"We want to defeat our enemies do we want to protect us what is it exactly what what is the rand paul doctrine i want to hear lectures about the constitution i know perfectly well i want to know what the rand paul national security doctrine it i'm not trying to pick on him i just don't know what it is while man it i really did test this secretary of state rex tillerson he is a 'nother james baker some of you are not old enough to know what i mean by that but james baker my view was a lousy secretary of state george shultz in my view was an excellent sectors state now we gave directly or indirectly through our actions one hundred fifty billion dollars to the a slam on nazi regime in iran which could declares day in and day out they want applause of the face the year how smart was that and we give enormous sums of money to other countries to defend themselves i want you to listen this from the washington free beacon secretary of state rex tillerson has been pushing the trump white house to demand that israel give back to the united states millions of dollars in military aid prompting push back in the west wing and further fuelling ongoing tensions between five lead bottom the state department and the white house of a range of key diplomatic issues according to malta the sources briefed on the situations rights adam prado i'm sitting here thinking does rex tillerson endorsed imu by congress which is underway to cut funding to the palestinian authority where the plo if you will which uses millions of dollars in our tax dollars to.
"george shultz" Discussed on KSFO-AM

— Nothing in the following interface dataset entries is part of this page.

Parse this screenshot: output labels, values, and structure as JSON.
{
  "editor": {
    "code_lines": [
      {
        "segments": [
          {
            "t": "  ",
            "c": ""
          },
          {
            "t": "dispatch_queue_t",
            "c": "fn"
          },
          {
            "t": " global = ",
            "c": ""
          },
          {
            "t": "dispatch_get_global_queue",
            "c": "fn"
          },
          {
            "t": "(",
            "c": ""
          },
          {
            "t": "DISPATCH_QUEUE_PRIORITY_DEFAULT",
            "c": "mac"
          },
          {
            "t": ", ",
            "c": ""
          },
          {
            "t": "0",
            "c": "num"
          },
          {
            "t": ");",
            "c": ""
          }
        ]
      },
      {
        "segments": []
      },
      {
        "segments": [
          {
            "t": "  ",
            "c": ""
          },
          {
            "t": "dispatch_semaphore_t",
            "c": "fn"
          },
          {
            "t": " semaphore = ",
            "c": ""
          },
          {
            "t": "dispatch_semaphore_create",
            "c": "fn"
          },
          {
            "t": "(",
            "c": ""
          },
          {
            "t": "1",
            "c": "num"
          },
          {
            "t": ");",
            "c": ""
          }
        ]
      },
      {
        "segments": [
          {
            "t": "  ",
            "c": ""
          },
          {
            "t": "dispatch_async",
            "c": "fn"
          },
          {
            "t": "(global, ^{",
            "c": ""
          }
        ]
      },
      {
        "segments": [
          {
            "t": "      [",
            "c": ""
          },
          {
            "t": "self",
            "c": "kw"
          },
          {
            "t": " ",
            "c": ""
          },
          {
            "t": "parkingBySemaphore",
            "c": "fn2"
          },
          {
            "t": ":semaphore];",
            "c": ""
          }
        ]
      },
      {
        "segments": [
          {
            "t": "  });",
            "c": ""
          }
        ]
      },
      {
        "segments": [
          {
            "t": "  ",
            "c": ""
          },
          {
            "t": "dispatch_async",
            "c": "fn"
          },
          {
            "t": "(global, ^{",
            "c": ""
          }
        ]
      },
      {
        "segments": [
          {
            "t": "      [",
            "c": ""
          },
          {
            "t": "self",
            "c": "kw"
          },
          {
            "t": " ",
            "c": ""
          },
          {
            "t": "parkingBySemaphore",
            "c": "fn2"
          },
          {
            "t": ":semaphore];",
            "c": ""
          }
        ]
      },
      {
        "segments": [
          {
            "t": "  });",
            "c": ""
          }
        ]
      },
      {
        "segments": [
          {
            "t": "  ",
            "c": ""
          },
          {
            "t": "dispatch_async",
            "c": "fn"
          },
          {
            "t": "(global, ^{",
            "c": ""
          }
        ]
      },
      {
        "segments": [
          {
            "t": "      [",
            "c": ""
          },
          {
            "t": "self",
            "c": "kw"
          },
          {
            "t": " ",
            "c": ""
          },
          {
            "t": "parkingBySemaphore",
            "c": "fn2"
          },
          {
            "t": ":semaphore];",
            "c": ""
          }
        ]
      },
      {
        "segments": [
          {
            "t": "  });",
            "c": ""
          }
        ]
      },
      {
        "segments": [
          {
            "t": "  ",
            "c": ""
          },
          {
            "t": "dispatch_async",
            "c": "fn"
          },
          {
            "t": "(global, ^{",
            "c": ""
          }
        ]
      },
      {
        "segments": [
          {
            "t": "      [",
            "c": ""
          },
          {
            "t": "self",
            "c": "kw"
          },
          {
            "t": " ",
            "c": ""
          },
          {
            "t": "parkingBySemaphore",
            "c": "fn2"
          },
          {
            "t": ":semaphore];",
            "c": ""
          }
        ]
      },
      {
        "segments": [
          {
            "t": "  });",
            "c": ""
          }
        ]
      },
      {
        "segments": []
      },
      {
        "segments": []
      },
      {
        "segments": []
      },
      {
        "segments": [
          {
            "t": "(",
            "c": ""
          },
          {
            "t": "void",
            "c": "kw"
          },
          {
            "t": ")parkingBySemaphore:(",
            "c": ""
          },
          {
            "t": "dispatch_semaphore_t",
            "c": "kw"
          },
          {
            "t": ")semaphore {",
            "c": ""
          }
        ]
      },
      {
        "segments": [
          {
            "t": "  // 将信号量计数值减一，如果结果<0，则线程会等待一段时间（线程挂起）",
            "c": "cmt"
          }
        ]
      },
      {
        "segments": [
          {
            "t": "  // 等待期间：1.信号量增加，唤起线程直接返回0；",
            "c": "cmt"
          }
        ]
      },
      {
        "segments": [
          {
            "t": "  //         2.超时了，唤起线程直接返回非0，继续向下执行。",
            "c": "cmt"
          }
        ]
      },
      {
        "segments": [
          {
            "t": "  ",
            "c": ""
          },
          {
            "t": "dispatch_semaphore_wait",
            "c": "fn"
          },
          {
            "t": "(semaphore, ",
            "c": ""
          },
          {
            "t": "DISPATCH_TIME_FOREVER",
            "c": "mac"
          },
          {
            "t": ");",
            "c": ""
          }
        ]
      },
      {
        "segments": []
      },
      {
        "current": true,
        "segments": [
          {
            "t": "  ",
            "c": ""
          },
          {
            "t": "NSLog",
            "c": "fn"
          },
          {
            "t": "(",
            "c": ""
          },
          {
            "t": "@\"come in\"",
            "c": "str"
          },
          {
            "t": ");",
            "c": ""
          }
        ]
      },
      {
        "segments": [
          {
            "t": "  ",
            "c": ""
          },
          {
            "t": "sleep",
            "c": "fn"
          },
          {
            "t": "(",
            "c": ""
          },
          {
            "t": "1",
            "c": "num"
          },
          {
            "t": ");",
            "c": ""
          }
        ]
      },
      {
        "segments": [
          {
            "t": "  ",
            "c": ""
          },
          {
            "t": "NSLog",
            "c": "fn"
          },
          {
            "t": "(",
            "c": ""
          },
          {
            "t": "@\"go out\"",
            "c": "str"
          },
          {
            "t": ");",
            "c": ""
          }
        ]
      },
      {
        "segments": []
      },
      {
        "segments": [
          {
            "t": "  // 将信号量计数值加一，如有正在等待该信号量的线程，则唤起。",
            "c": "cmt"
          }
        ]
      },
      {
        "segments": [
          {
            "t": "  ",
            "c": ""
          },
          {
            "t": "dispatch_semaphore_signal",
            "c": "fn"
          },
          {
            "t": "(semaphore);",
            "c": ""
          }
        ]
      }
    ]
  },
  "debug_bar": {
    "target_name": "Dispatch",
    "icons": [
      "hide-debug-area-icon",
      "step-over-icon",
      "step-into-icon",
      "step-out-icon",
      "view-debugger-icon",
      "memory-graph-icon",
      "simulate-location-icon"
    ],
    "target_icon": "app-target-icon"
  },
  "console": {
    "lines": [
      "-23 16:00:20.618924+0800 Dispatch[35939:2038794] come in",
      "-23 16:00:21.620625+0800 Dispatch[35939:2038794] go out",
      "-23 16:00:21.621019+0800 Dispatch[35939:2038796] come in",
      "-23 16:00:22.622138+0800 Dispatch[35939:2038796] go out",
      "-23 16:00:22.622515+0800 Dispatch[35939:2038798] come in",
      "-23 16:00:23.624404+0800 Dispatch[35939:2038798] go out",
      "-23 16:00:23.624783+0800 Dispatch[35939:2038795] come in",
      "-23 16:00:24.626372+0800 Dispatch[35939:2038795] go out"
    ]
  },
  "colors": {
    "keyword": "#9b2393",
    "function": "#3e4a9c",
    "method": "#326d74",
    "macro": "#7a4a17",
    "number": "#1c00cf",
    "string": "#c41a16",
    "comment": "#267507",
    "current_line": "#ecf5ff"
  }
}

"I want to know how this works because the code pink republicans and the radical libertarians when it comes to national security are particularly good from my perspective i like rand paul on on the government on the economic the economy pretty much but i want this country defended is he proposing an increase in defence spending an increase in our in deir we're going to go where they way so much money that way while all government waste money and i'm certainly not for that but the we want to defeat our enemies do we want to protect us what is it exactly what what is the rand paul doctrine i want to hear lectures about the constitution i know perfectly well i want to know what the rand paul national security doctrine is not trying to pick on him i just don't know what it is while amana i really did test this secretary of state rex tillerson he is a 'nother james baker some of you are not old enough to know what i mean by that but james baker in my view was a lousy secretary of state george shultz in my view was an excellent sectors state now we gave directly or indirectly through our actions one hundred fifty billion dollars to the islamic nazi regime in iran which could declares day in and day out they want to gloss of the face of the earth how smart was that and we give enormous sums of money to other countries to defend themselves i want you to listen this from the washington free beacon secretary of state rex tillerson has been pushing the trump white house to demand that israel get back to the united states millions of dollars in military aid prompting push back in the west wing and further fuelling ongoing tensions between five lead bottom the state department and the white house of a range of key diplomatic issues according to multiple sources briefed on the situation traits adam crato i'm sitting here thinking does rex tillerson endorse imu by congress which is underway to cut funding to the palestinian authority where the plo if you will which uses millions of dollars in our tax dollars to subsidize palestinian terrorists has anybody heard the man actually speak on this.